─── DATA FOR ANALYSIS
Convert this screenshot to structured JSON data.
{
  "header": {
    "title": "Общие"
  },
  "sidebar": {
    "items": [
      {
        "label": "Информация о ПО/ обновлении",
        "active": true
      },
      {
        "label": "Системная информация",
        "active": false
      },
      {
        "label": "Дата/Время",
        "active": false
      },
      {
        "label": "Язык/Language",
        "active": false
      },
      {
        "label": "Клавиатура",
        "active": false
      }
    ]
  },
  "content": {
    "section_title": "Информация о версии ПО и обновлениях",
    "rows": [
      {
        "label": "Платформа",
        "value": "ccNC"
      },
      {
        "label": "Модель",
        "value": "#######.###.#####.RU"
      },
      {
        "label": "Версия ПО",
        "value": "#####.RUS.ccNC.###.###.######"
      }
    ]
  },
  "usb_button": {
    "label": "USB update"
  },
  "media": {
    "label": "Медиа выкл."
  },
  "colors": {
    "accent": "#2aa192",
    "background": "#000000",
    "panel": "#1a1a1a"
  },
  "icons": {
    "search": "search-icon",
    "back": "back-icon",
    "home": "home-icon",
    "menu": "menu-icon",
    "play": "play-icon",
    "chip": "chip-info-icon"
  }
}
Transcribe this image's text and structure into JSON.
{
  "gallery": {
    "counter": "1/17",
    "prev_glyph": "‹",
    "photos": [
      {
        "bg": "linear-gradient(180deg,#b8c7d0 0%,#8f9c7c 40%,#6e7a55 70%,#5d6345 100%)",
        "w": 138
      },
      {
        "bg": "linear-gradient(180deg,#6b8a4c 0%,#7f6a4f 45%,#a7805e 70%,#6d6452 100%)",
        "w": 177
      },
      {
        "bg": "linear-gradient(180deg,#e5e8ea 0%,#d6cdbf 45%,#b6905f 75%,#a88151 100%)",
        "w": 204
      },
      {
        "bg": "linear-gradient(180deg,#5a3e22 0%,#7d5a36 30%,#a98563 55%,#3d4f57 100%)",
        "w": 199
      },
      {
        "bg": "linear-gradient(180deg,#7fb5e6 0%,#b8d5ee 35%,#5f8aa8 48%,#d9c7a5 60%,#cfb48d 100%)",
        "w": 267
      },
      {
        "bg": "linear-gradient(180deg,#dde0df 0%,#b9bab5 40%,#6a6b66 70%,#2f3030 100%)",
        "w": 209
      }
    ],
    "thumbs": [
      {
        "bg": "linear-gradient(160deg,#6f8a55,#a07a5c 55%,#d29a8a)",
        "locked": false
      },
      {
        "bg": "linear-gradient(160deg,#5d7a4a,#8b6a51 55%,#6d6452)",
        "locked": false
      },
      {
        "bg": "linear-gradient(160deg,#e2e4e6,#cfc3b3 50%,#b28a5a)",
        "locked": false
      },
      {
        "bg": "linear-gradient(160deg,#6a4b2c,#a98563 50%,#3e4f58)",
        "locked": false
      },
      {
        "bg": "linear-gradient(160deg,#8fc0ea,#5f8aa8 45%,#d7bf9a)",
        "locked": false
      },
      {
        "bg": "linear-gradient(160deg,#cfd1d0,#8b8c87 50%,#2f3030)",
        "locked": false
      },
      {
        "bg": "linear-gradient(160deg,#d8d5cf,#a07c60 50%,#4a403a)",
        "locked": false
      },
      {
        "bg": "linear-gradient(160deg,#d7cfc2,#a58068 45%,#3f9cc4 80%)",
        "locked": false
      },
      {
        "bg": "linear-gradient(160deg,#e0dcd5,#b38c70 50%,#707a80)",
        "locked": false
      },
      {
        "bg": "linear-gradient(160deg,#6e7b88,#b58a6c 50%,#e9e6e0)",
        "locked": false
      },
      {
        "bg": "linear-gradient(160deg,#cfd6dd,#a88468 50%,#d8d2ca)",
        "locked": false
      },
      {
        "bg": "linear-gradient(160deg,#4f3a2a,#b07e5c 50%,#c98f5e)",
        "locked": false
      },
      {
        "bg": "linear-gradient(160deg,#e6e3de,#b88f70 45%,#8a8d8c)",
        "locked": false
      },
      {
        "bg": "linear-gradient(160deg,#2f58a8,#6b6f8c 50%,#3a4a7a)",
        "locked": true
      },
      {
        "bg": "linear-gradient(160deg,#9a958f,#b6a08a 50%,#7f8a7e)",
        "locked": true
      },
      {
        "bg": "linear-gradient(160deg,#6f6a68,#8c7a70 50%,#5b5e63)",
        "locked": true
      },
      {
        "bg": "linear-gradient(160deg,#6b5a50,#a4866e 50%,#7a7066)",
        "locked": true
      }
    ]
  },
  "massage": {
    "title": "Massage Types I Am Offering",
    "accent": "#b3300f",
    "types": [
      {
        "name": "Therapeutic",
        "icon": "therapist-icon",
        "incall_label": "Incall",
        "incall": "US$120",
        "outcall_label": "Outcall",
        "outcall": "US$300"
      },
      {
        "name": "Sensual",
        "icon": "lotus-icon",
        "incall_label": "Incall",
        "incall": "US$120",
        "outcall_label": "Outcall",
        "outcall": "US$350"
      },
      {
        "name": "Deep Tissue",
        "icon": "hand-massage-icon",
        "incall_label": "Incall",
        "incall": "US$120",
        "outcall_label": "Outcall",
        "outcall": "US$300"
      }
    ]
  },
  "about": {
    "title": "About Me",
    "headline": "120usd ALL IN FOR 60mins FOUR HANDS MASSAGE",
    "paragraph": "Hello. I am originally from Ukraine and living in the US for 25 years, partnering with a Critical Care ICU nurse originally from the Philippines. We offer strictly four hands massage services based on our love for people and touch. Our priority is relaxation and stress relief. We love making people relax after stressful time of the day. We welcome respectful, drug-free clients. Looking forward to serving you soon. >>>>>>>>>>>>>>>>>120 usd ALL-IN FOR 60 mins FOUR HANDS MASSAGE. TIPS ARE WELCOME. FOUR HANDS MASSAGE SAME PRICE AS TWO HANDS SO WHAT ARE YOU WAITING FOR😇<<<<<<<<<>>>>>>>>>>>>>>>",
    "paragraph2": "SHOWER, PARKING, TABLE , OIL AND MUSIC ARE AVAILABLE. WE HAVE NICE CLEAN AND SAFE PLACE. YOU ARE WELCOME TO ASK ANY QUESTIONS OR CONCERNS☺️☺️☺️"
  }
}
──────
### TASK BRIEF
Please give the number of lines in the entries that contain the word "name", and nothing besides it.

### WRITTEN SOLUTION
3